◆ Assignment
Character for character, reproduce every entry below.

Collection entries
========

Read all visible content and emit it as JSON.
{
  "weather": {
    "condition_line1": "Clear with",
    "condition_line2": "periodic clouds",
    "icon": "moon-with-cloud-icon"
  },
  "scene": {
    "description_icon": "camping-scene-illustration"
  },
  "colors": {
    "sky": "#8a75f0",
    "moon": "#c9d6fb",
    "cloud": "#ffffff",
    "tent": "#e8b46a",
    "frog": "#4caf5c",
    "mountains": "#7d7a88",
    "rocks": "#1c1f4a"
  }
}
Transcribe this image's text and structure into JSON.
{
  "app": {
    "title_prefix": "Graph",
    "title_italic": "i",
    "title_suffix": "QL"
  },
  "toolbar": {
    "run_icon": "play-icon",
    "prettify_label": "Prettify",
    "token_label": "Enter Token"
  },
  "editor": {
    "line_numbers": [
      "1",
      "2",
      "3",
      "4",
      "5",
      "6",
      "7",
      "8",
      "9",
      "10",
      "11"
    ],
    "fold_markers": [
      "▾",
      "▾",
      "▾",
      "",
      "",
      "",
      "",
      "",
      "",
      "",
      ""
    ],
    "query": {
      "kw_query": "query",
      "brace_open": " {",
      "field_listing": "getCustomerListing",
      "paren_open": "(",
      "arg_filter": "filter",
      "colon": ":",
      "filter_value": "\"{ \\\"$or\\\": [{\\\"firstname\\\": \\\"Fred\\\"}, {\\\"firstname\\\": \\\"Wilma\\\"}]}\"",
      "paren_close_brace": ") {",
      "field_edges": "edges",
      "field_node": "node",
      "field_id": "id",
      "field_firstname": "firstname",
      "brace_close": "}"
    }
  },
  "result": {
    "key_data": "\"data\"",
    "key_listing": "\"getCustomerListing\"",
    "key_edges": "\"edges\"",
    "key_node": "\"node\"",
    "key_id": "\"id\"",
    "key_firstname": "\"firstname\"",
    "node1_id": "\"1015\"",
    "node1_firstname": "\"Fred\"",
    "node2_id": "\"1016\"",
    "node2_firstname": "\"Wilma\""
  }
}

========

◆ Result
Read all visible content and emit it as JSON.
{
  "weather": {
    "condition_line1": "Clear with",
    "condition_line2": "periodic clouds",
    "icon": "moon-with-cloud-icon"
  },
  "scene": {
    "description_icon": "camping-scene-illustration"
  },
  "colors": {
    "sky": "#8a75f0",
    "moon": "#c9d6fb",
    "cloud": "#ffffff",
    "tent": "#e8b46a",
    "frog": "#4caf5c",
    "mountains": "#7d7a88",
    "rocks": "#1c1f4a"
  }
}
Transcribe this image's text and structure into JSON.
{
  "app": {
    "title_prefix": "Graph",
    "title_italic": "i",
    "title_suffix": "QL"
  },
  "toolbar": {
    "run_icon": "play-icon",
    "prettify_label": "Prettify",
    "token_label": "Enter Token"
  },
  "editor": {
    "line_numbers": [
      "1",
      "2",
      "3",
      "4",
      "5",
      "6",
      "7",
      "8",
      "9",
      "10",
      "11"
    ],
    "fold_markers": [
      "▾",
      "▾",
      "▾",
      "",
      "",
      "",
      "",
      "",
      "",
      "",
      ""
    ],
    "query": {
      "kw_query": "query",
      "brace_open": " {",
      "field_listing": "getCustomerListing",
      "paren_open": "(",
      "arg_filter": "filter",
      "colon": ":",
      "filter_value": "\"{ \\\"$or\\\": [{\\\"firstname\\\": \\\"Fred\\\"}, {\\\"firstname\\\": \\\"Wilma\\\"}]}\"",
      "paren_close_brace": ") {",
      "field_edges": "edges",
      "field_node": "node",
      "field_id": "id",
      "field_firstname": "firstname",
      "brace_close": "}"
    }
  },
  "result": {
    "key_data": "\"data\"",
    "key_listing": "\"getCustomerListing\"",
    "key_edges": "\"edges\"",
    "key_node": "\"node\"",
    "key_id": "\"id\"",
    "key_firstname": "\"firstname\"",
    "node1_id": "\"1015\"",
    "node1_firstname": "\"Fred\"",
    "node2_id": "\"1016\"",
    "node2_firstname": "\"Wilma\""
  }
}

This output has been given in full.